Eric and I had it pretty easy when it came to finding our reception hall. Having our wedding in a small town meant that there was limited selection. After going around and seeing a few places the one that fit our theme of “fall-rustic-wood-lodge-lumber-jack-wedding” was actually the nicest and cheapest (jackpot!). The place we picked is a mill from 1870 that has been completely redone and turned into an inn and restaurant. Each room is made from a different type of wood (a lumberjack’s dream, no?), there’s a gorgeous sunroom, pond, forest, etc. Exactly what we had pictured! They provide the catering so we wouldn’t have to find someone ourselves. This is going to be easy!
We met with them a second time to finalize details and go over costs (scary!). We have a very specific budget and are trying very hard not to go over so we knew we would have to be good negotiators. The thing with negotiating prices is you can’t be ridiculous or you won’t be taken seriously, but you also don’t want to be a mouse or you could be taken advantage of.* Before going into the meeting we knew the venue was going to be $100 to rent and the catering was $24 a plate (they only offer buffet style, but we have no problem with that especially because the price per plate would probably be astronomical if there were waiters). After attending a few friends weddings one thing we found ridiculous was that there was always a desert and a wedding cake that NO ONE ends up eating!
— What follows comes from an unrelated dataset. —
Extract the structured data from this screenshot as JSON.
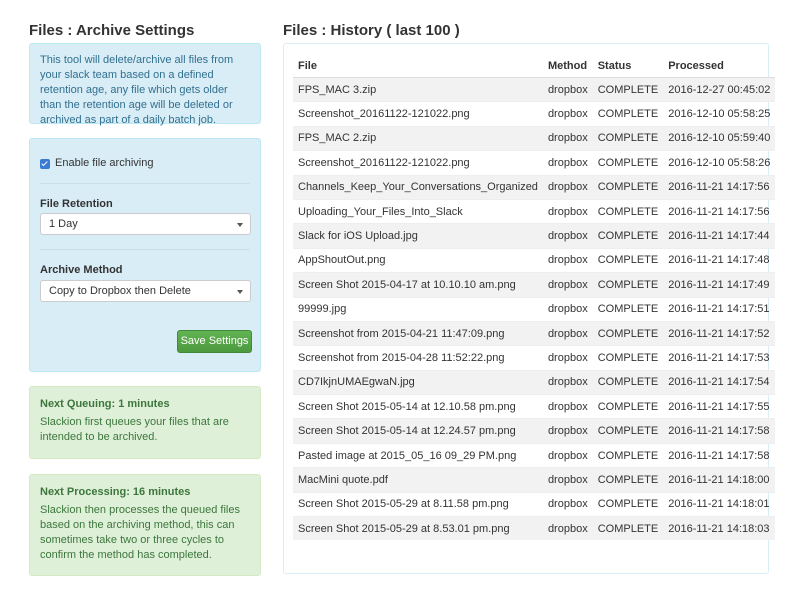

We decided to ask if the desert could be cut in order to make the price per plate cheaper, which, we thought, was a pretty fair negotiation. We thought they would take off maybe $2 per plate, but decided not to suggest that and see what they come up with if they would even cut the desert (you never know if they would offer more so wait to see what they say). We were in luck! They were fine with cutting the desert and they even took $4 off a plate! We felt very satisfied with our negotiating skills!
The hidden costs. Ok, they weren’t actually hidden, just things we didn’t think of or that were addressed in our first run through of the place. Linens, bar tender, wine for dinner all cost money (who would think!). There was no negotiating these as the cheapest bottle of wine is the cheapest and their liquor license only allows for them to serve (so we can’t bring our own bottles and pay a corking fee. Something for you to think about though as many reception halls are licensed for this. Our venue isn’t because they’re more a restaurant with a private room so they never thought of a corking license). The bar tender is also a set fee ($20 an hr), but where we saved was choosing the cash bar option rather than the open bar (we definitely can’t afford a $3000 bar tab at the end of the night. Eek!). Lastly, the linens. It was kind of a disappointment to find out we have to pay for linens, because they changed this rule between our first and second meeting. In their defence their linens are extremely old (and they only have one set) so they’re not in very good shape. Because of this they decided to hire an outside company which we rent from and it’s not all that expensive (around a $1 a table cloth) and you can choose from a hundred colours where their linens were only white. I am definitely happier with clean $1 cloths than dirty ones for free.
*Speaking of being taken advantage of a friend of mine works at a bakery and a basic vanilla cake for a party starts at $200 and for a wedding starts at $400. Just shows you how inflated the wedding industry is!